Why, in the Monageer case, for example, did he place greater reliance on the advice of the psychiatrist to whom he referred the priest than on the Health Board report?
Bishop Comiskey, of course, is not alone in his poor handling of such cases. It has been the single most damning failure of Irish church leaders in recent years and has occasioned a great sense of betrayal, even among the most loyal Catholics.
The recent guidelines have gone some way to retrieve the situation, but much still remains to be done if confidence is to be restored.
Bishop Comiskey did not do enough yesterday.
The whole sorry affair of the past five months highlights a further deficiency in the hierarchical model of governance in the church - a model that is falling into increasing disrepute in recent years.
It encourages a cult of secrecy. There is a widespread impression that the church establishment is an exclusive and secretive male club, the members of which are embedded in each other's prejudices and indulge each other's foibles. This impression contains enough of the truth to be worrying.
As Bishop Comiskey recognised in his Enniscorthy homily, it places people on lonely pedestals. It lacks a system of accountability that is credible in a democracy.
While the Second Vatican Council did not see the church developing into a formal democracy in the document Lumen Gentium, it pointed towards an ethos of democracy.
It envisaged the enactment of norms of consultation, collaboration, accountability and due process, even in the absence of a mechanism of elections.
Some efforts have been made in this direction but they lack vitality. And in recent years there has been a profound and disturbing regression from the spirit of Vatican II.

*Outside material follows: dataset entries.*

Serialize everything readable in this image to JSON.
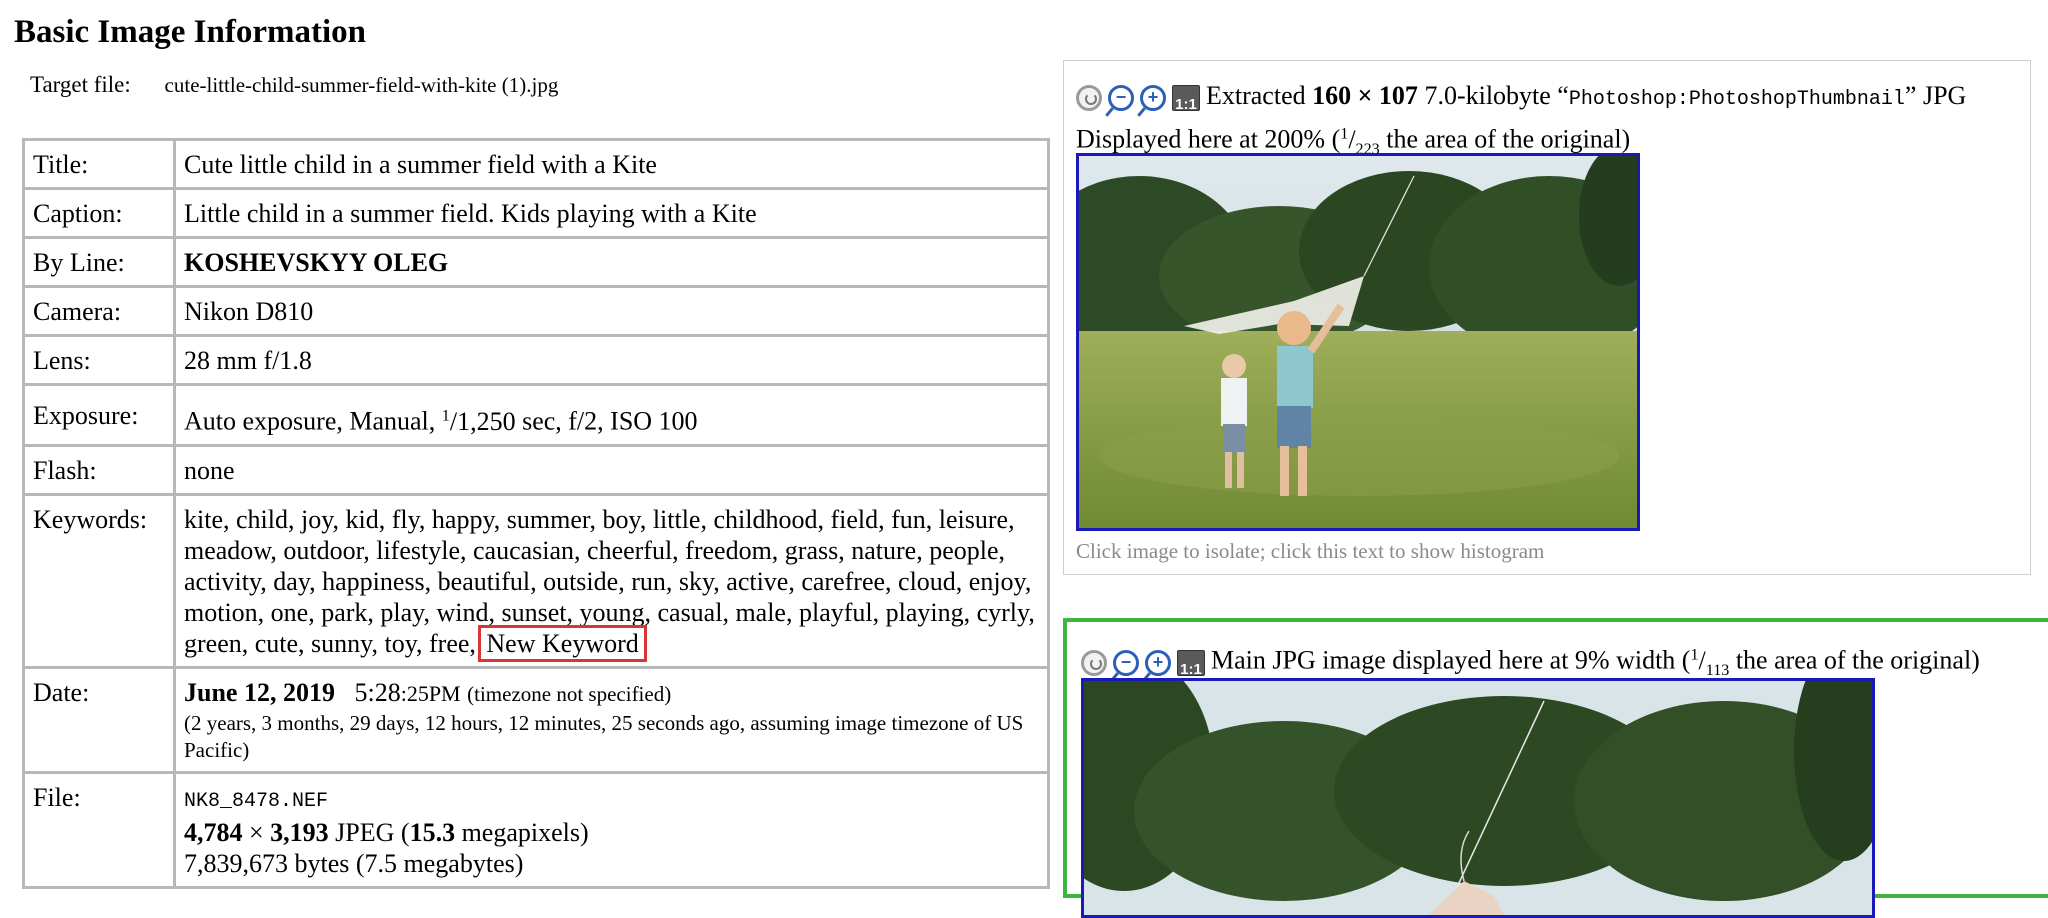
{
  "heading": "Basic Image Information",
  "target": {
    "label": "Target file:",
    "value": "cute-little-child-summer-field-with-kite (1).jpg"
  },
  "rows": {
    "title": {
      "label": "Title:",
      "value": "Cute little child in a summer field with a Kite"
    },
    "caption": {
      "label": "Caption:",
      "value": "Little child in a summer field. Kids playing with a Kite"
    },
    "byline": {
      "label": "By Line:",
      "value": "KOSHEVSKYY OLEG"
    },
    "camera": {
      "label": "Camera:",
      "value": "Nikon D810"
    },
    "lens": {
      "label": "Lens:",
      "value": "28 mm f/1.8"
    },
    "exposure": {
      "label": "Exposure:",
      "prefix": "Auto exposure, Manual, ",
      "num": "1",
      "den": "1,250",
      "suffix": " sec, f/2, ISO 100"
    },
    "flash": {
      "label": "Flash:",
      "value": "none"
    },
    "keywords": {
      "label": "Keywords:",
      "value": "kite, child, joy, kid, fly, happy, summer, boy, little, childhood, field, fun, leisure, meadow, outdoor, lifestyle, caucasian, cheerful, freedom, grass, nature, people, activity, day, happiness, beautiful, outside, run, sky, active, carefree, cloud, enjoy, motion, one, park, play, wind, sunset, young, casual, male, playful, playing, cyrly, green, cute, sunny, toy, free, ",
      "new": "New Keyword"
    },
    "date": {
      "label": "Date:",
      "date": "June 12, 2019",
      "time": "5:28",
      "seconds": ":25PM",
      "tz": "(timezone not specified)",
      "ago": "(2 years, 3 months, 29 days, 12 hours, 12 minutes, 25 seconds ago, assuming image timezone of US Pacific)"
    },
    "file": {
      "label": "File:",
      "name": "NK8_8478.NEF",
      "w": "4,784",
      "times": " × ",
      "h": "3,193",
      "fmt": " JPEG (",
      "mp": "15.3",
      "mp_label": " megapixels)",
      "bytes": "7,839,673 bytes (7.5 megabytes)"
    }
  },
  "thumbnail": {
    "t1": "Extracted ",
    "w": "160 × 107",
    "t2": " 7.0-kilobyte “",
    "tag": "Photoshop:PhotoshopThumbnail",
    "t3": "” JPG",
    "line2_pre": "Displayed here at 200% (",
    "num": "1",
    "den": "223",
    "line2_post": " the area of the original)",
    "caption": "Click image to isolate; click this text to show histogram"
  },
  "main_image": {
    "pre": "Main JPG image displayed here at 9% width (",
    "num": "1",
    "den": "113",
    "post": " the area of the original)"
  },
  "tools": [
    "reset-icon",
    "zoom-out-icon",
    "zoom-in-icon",
    "actual-size-icon"
  ],
  "tool_one_label": "1:1",
  "colors": {
    "image_border": "#1a1ab8",
    "highlight": "#d93535",
    "panel_green": "#3db63d"
  }
}
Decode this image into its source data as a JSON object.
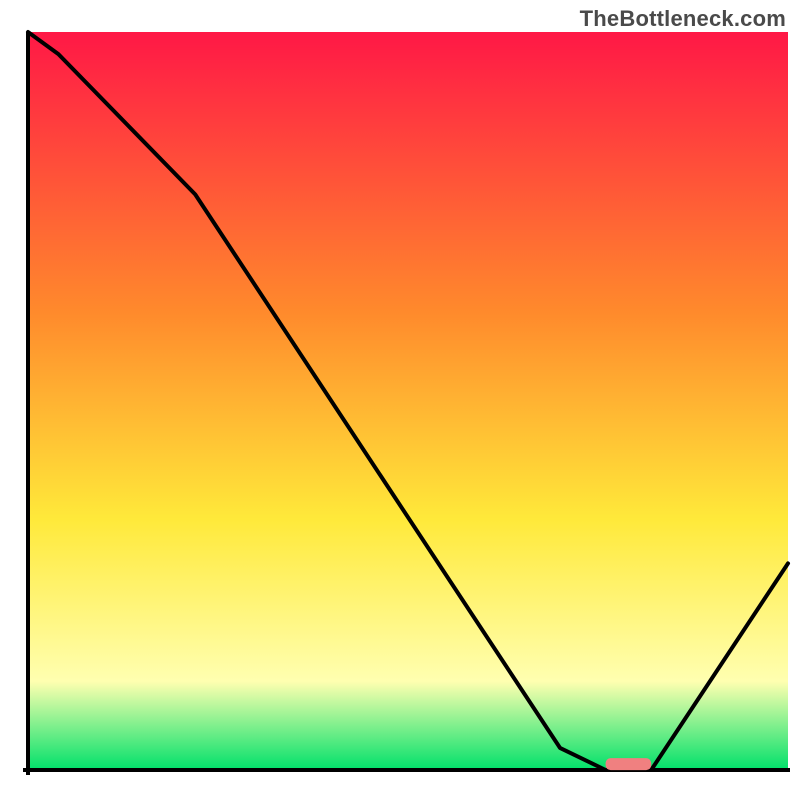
{
  "watermark": "TheBottleneck.com",
  "colors": {
    "gradient_top": "#ff1846",
    "gradient_upper_mid": "#ff8a2c",
    "gradient_yellow": "#ffe93a",
    "gradient_pale": "#ffffb0",
    "gradient_bottom": "#00e06a",
    "curve": "#000000",
    "marker_fill": "#f08080",
    "axis": "#000000"
  },
  "chart_data": {
    "type": "line",
    "title": "",
    "xlabel": "",
    "ylabel": "",
    "xlim": [
      0,
      100
    ],
    "ylim": [
      0,
      100
    ],
    "grid": false,
    "legend": false,
    "x": [
      0,
      4,
      22,
      70,
      76,
      82,
      100
    ],
    "y": [
      100,
      97,
      78,
      3,
      0,
      0,
      28
    ],
    "optimal_marker": {
      "x_start": 76,
      "x_end": 82,
      "y": 0.8
    },
    "notes": "Axes carry no tick labels or titles in the source image; values are normalized 0–100 to the plotting rectangle. The curve starts at the top-left, slopes down (with a visible kink near x≈22), reaches the x-axis near x≈76–82, and rises again toward the right edge."
  }
}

The confusion of the past few months can be of value to the church. In Ireland the mystique of the omnipotent hierarchy was finally shattered on that fateful May day in 1992 when Bishop Casey's affair with Annie Murphy was revealed.
Not even the most extensive resources of the hierarchical church can put that particular Humpty Dumpty together again in an age of diversity and dialogue.
Can our church leaders recognise this and act on it? Or will it be said of them, as it was of the Bourbon Kings of France, that they had learned nothing and forgotten nothing?